You can see part number 8203  above.  I think it must pass through the pillar.  Luis mentioned trying to solder it.  if it is broken clear through he will need a new one, I think.  Good luck Luis.


  1. Hi Elizabeth!

    I followed the link you posted on the wefixit group. I was curious about the blog and the machine. The machine looks fantastic. The blog is wonderful. Keep up the good work and we will all benefit from these educational exercises. Thanks!!


  2. Hi Elizabeth. This is a very interesting blog to me, because I like the vintage sewing machines. I'm trying to restore a singer "66" from 1928 that I bought in a junk depot, but sadly I broke the 8203 part :(. did you ever had fully disassembled a singer 66?

    1. HI Luis
      I am sorry that you broke that part. I have never fully disassembled a Singer 66. I am not that brave. Good luck.

    2. Hi again, let me tell you that I finally got my singer 66 fully disassembled, it was very hard and it's gonna be harder to reassembled. I broke one part, but I think that I can get one with an antique dealer, or, if I can't get it, maybe I can solder it. You should to take a look to my machine's parts, I cleaned them with hot water and dish soap and they look very nice. Well, there's still a lot of work to do. Wish me good luck.

    3. I tried cleaning an old and fully jammed 1920 Singer 66 without any disassembly. Got some success and posted a youtube video too for others who may get some benefit out of it.

  3. Thanks so much for this tutorial, it is fabulous and was a huge help in the restoration of my 1927 Singer 66 that I've named Freddie Mae, after it's first owner. Hope you don't mind, but this was too great not to share, so I put a link to this post from a couple of posts on my blog, "The Elusive Bobbin". I love seeing all the machines you've worked on. Thanks for the amazing job you do.

  4. hi luis id love to hear how the arm rocker shaft disasembly and re assembly went... i broke the same part on my 66 and finnally gave in and dropped a 19 in my treadle for now.... i dont want to give up on this machine though.. yet cant find anything about replacing this part. any help? Part number 8203 (the arm rocker shaft)

  5. Thank you for amazing instructions. I was able to identify the issue with my Singer. Piece 32529 and 32594 are stuck at an angle and will not separate.
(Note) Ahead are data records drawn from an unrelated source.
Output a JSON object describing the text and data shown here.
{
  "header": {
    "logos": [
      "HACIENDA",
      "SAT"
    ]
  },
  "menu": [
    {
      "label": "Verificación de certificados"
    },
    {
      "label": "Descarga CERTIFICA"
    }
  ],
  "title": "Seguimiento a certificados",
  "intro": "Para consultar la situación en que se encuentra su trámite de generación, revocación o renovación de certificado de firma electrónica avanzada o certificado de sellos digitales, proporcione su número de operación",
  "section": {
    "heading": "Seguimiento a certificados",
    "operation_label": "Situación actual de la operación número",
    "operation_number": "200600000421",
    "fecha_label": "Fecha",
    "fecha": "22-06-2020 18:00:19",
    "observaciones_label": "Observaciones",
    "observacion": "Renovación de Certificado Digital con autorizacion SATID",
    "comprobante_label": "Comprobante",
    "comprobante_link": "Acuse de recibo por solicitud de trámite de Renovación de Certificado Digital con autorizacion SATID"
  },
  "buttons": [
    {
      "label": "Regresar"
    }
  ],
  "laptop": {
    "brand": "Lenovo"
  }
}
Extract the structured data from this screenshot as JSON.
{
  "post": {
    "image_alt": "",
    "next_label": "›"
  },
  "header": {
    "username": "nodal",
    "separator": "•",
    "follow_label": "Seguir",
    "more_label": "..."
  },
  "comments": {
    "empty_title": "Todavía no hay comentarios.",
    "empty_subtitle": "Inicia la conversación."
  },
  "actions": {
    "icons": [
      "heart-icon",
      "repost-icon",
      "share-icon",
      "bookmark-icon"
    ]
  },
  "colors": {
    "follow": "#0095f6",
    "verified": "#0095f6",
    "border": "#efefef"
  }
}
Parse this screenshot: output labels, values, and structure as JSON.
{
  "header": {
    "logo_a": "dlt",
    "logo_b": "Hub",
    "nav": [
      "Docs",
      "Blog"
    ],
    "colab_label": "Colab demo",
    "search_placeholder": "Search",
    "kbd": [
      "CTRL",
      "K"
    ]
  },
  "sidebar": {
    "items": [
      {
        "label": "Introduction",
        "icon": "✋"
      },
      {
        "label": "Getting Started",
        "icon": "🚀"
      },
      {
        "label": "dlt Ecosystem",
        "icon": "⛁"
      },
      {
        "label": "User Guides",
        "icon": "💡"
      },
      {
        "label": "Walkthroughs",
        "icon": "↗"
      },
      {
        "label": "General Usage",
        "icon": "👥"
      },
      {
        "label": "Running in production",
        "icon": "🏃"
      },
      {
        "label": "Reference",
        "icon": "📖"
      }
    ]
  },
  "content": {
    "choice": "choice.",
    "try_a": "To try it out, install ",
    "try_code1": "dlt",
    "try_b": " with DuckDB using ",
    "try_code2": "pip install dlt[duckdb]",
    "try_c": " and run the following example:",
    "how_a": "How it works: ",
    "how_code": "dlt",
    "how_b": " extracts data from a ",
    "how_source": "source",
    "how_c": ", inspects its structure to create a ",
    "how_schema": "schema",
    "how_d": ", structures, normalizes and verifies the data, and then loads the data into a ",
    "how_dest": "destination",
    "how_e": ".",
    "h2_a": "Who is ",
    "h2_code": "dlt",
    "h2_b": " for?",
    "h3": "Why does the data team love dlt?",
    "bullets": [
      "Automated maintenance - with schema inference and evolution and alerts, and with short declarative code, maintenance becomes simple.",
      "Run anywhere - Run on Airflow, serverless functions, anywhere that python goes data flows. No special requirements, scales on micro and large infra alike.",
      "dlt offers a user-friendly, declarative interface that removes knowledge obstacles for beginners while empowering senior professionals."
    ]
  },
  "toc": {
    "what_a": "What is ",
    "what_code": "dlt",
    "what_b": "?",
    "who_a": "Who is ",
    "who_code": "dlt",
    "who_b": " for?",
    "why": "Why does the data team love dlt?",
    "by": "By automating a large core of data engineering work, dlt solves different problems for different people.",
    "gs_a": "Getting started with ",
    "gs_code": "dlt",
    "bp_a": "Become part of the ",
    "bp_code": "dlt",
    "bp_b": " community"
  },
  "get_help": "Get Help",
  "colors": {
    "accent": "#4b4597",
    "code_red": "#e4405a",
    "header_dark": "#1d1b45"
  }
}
I soaked the pieces in LW and oiled with all purpose machine oil and tried to pry it open or shut with wrenches and it will not budge. Any pointers on what I can buy to get these pieces rotating freely?